**Source records**:
/---

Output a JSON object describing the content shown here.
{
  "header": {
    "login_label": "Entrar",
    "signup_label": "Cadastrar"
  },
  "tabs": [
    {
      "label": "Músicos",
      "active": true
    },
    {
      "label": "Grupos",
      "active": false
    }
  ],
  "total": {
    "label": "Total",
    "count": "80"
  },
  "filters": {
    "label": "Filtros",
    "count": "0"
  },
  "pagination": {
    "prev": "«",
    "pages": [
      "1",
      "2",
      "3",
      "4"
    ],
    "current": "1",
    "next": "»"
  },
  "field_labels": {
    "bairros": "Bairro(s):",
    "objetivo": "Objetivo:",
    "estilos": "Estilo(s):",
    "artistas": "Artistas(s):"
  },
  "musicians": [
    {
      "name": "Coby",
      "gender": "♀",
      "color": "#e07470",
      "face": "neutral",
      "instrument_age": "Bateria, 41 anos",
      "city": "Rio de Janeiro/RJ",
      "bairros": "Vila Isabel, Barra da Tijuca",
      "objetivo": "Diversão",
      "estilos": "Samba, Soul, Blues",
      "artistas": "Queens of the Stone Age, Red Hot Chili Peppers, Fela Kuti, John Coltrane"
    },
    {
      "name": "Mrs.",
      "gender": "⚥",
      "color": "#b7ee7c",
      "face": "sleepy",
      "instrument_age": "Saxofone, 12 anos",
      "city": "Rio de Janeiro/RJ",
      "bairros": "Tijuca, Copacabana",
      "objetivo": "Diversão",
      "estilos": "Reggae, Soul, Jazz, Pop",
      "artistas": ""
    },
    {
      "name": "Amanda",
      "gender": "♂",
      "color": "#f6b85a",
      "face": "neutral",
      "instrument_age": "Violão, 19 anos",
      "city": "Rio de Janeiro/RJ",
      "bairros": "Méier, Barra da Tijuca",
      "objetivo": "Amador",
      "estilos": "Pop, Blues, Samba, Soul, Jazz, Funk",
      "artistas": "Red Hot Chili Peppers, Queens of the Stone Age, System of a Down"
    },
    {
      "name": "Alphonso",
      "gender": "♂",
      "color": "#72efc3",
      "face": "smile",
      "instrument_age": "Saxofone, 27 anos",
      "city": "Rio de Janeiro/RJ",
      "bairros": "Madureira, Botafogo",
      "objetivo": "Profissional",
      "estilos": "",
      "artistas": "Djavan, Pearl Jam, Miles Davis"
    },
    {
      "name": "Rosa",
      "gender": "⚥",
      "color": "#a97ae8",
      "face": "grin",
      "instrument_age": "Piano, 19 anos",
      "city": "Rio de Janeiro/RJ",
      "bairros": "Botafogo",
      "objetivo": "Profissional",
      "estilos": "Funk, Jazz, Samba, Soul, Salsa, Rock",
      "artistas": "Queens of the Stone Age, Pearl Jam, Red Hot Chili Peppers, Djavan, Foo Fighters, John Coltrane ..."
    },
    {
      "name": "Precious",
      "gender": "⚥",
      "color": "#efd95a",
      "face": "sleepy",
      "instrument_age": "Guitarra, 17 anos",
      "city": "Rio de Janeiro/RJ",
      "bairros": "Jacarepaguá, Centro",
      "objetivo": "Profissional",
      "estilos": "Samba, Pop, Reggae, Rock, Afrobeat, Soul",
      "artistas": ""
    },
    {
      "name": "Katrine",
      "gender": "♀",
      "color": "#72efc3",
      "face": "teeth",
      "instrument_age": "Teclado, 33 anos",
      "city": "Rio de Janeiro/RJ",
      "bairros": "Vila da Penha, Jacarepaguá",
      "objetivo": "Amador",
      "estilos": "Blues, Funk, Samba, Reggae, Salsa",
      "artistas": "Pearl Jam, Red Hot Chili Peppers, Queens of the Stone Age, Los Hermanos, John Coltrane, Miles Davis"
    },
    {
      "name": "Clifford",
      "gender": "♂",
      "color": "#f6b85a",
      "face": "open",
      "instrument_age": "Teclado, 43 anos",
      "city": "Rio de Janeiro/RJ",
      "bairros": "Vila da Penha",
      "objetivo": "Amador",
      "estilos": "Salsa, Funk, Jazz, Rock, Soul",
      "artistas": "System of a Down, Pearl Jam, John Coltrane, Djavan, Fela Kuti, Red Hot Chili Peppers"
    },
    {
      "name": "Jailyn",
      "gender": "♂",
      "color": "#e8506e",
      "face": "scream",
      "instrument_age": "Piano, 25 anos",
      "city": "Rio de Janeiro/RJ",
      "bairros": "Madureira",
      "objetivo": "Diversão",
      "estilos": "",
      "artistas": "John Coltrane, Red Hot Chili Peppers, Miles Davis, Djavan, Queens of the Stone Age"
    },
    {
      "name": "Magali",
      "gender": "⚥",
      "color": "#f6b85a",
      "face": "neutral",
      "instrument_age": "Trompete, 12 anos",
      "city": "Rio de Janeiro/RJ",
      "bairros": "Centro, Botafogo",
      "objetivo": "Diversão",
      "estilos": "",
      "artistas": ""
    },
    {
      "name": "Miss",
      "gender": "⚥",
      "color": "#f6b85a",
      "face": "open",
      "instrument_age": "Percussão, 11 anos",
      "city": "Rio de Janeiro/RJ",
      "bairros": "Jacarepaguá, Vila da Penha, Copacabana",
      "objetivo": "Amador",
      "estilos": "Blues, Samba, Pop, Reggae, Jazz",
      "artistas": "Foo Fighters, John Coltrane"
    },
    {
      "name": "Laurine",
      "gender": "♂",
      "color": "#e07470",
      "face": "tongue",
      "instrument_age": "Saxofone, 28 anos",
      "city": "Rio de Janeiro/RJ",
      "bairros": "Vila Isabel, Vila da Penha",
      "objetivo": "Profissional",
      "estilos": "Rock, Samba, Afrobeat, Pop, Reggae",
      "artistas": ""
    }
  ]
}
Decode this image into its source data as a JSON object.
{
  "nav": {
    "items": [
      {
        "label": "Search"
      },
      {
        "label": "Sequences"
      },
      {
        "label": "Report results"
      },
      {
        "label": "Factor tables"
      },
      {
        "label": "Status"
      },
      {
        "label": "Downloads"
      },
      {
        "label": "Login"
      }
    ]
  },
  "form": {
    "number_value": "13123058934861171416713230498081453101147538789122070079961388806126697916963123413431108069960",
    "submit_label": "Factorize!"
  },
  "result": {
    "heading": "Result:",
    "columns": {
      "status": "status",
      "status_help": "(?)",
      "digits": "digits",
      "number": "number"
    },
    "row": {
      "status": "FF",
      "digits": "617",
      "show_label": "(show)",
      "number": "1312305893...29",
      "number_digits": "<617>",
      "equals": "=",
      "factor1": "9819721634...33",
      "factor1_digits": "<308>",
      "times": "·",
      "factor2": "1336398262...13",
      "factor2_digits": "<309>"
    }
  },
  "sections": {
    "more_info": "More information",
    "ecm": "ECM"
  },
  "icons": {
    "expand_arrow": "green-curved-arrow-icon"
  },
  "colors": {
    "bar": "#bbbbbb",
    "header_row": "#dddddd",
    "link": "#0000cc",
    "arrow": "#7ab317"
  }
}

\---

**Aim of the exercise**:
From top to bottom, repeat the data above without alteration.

**Task response**:
Output a JSON object describing the content shown here.
{
  "header": {
    "login_label": "Entrar",
    "signup_label": "Cadastrar"
  },
  "tabs": [
    {
      "label": "Músicos",
      "active": true
    },
    {
      "label": "Grupos",
      "active": false
    }
  ],
  "total": {
    "label": "Total",
    "count": "80"
  },
  "filters": {
    "label": "Filtros",
    "count": "0"
  },
  "pagination": {
    "prev": "«",
    "pages": [
      "1",
      "2",
      "3",
      "4"
    ],
    "current": "1",
    "next": "»"
  },
  "field_labels": {
    "bairros": "Bairro(s):",
    "objetivo": "Objetivo:",
    "estilos": "Estilo(s):",
    "artistas": "Artistas(s):"
  },
  "musicians": [
    {
      "name": "Coby",
      "gender": "♀",
      "color": "#e07470",
      "face": "neutral",
      "instrument_age": "Bateria, 41 anos",
      "city": "Rio de Janeiro/RJ",
      "bairros": "Vila Isabel, Barra da Tijuca",
      "objetivo": "Diversão",
      "estilos": "Samba, Soul, Blues",
      "artistas": "Queens of the Stone Age, Red Hot Chili Peppers, Fela Kuti, John Coltrane"
    },
    {
      "name": "Mrs.",
      "gender": "⚥",
      "color": "#b7ee7c",
      "face": "sleepy",
      "instrument_age": "Saxofone, 12 anos",
      "city": "Rio de Janeiro/RJ",
      "bairros": "Tijuca, Copacabana",
      "objetivo": "Diversão",
      "estilos": "Reggae, Soul, Jazz, Pop",
      "artistas": ""
    },
    {
      "name": "Amanda",
      "gender": "♂",
      "color": "#f6b85a",
      "face": "neutral",
      "instrument_age": "Violão, 19 anos",
      "city": "Rio de Janeiro/RJ",
      "bairros": "Méier, Barra da Tijuca",
      "objetivo": "Amador",
      "estilos": "Pop, Blues, Samba, Soul, Jazz, Funk",
      "artistas": "Red Hot Chili Peppers, Queens of the Stone Age, System of a Down"
    },
    {
      "name": "Alphonso",
      "gender": "♂",
      "color": "#72efc3",
      "face": "smile",
      "instrument_age": "Saxofone, 27 anos",
      "city": "Rio de Janeiro/RJ",
      "bairros": "Madureira, Botafogo",
      "objetivo": "Profissional",
      "estilos": "",
      "artistas": "Djavan, Pearl Jam, Miles Davis"
    },
    {
      "name": "Rosa",
      "gender": "⚥",
      "color": "#a97ae8",
      "face": "grin",
      "instrument_age": "Piano, 19 anos",
      "city": "Rio de Janeiro/RJ",
      "bairros": "Botafogo",
      "objetivo": "Profissional",
      "estilos": "Funk, Jazz, Samba, Soul, Salsa, Rock",
      "artistas": "Queens of the Stone Age, Pearl Jam, Red Hot Chili Peppers, Djavan, Foo Fighters, John Coltrane ..."
    },
    {
      "name": "Precious",
      "gender": "⚥",
      "color": "#efd95a",
      "face": "sleepy",
      "instrument_age": "Guitarra, 17 anos",
      "city": "Rio de Janeiro/RJ",
      "bairros": "Jacarepaguá, Centro",
      "objetivo": "Profissional",
      "estilos": "Samba, Pop, Reggae, Rock, Afrobeat, Soul",
      "artistas": ""
    },
    {
      "name": "Katrine",
      "gender": "♀",
      "color": "#72efc3",
      "face": "teeth",
      "instrument_age": "Teclado, 33 anos",
      "city": "Rio de Janeiro/RJ",
      "bairros": "Vila da Penha, Jacarepaguá",
      "objetivo": "Amador",
      "estilos": "Blues, Funk, Samba, Reggae, Salsa",
      "artistas": "Pearl Jam, Red Hot Chili Peppers, Queens of the Stone Age, Los Hermanos, John Coltrane, Miles Davis"
    },
    {
      "name": "Clifford",
      "gender": "♂",
      "color": "#f6b85a",
      "face": "open",
      "instrument_age": "Teclado, 43 anos",
      "city": "Rio de Janeiro/RJ",
      "bairros": "Vila da Penha",
      "objetivo": "Amador",
      "estilos": "Salsa, Funk, Jazz, Rock, Soul",
      "artistas": "System of a Down, Pearl Jam, John Coltrane, Djavan, Fela Kuti, Red Hot Chili Peppers"
    },
    {
      "name": "Jailyn",
      "gender": "♂",
      "color": "#e8506e",
      "face": "scream",
      "instrument_age": "Piano, 25 anos",
      "city": "Rio de Janeiro/RJ",
      "bairros": "Madureira",
      "objetivo": "Diversão",
      "estilos": "",
      "artistas": "John Coltrane, Red Hot Chili Peppers, Miles Davis, Djavan, Queens of the Stone Age"
    },
    {
      "name": "Magali",
      "gender": "⚥",
      "color": "#f6b85a",
      "face": "neutral",
      "instrument_age": "Trompete, 12 anos",
      "city": "Rio de Janeiro/RJ",
      "bairros": "Centro, Botafogo",
      "objetivo": "Diversão",
      "estilos": "",
      "artistas": ""
    },
    {
      "name": "Miss",
      "gender": "⚥",
      "color": "#f6b85a",
      "face": "open",
      "instrument_age": "Percussão, 11 anos",
      "city": "Rio de Janeiro/RJ",
      "bairros": "Jacarepaguá, Vila da Penha, Copacabana",
      "objetivo": "Amador",
      "estilos": "Blues, Samba, Pop, Reggae, Jazz",
      "artistas": "Foo Fighters, John Coltrane"
    },
    {
      "name": "Laurine",
      "gender": "♂",
      "color": "#e07470",
      "face": "tongue",
      "instrument_age": "Saxofone, 28 anos",
      "city": "Rio de Janeiro/RJ",
      "bairros": "Vila Isabel, Vila da Penha",
      "objetivo": "Profissional",
      "estilos": "Rock, Samba, Afrobeat, Pop, Reggae",
      "artistas": ""
    }
  ]
}
Decode this image into its source data as a JSON object.
{
  "nav": {
    "items": [
      {
        "label": "Search"
      },
      {
        "label": "Sequences"
      },
      {
        "label": "Report results"
      },
      {
        "label": "Factor tables"
      },
      {
        "label": "Status"
      },
      {
        "label": "Downloads"
      },
      {
        "label": "Login"
      }
    ]
  },
  "form": {
    "number_value": "13123058934861171416713230498081453101147538789122070079961388806126697916963123413431108069960",
    "submit_label": "Factorize!"
  },
  "result": {
    "heading": "Result:",
    "columns": {
      "status": "status",
      "status_help": "(?)",
      "digits": "digits",
      "number": "number"
    },
    "row": {
      "status": "FF",
      "digits": "617",
      "show_label": "(show)",
      "number": "1312305893...29",
      "number_digits": "<617>",
      "equals": "=",
      "factor1": "9819721634...33",
      "factor1_digits": "<308>",
      "times": "·",
      "factor2": "1336398262...13",
      "factor2_digits": "<309>"
    }
  },
  "sections": {
    "more_info": "More information",
    "ecm": "ECM"
  },
  "icons": {
    "expand_arrow": "green-curved-arrow-icon"
  },
  "colors": {
    "bar": "#bbbbbb",
    "header_row": "#dddddd",
    "link": "#0000cc",
    "arrow": "#7ab317"
  }
}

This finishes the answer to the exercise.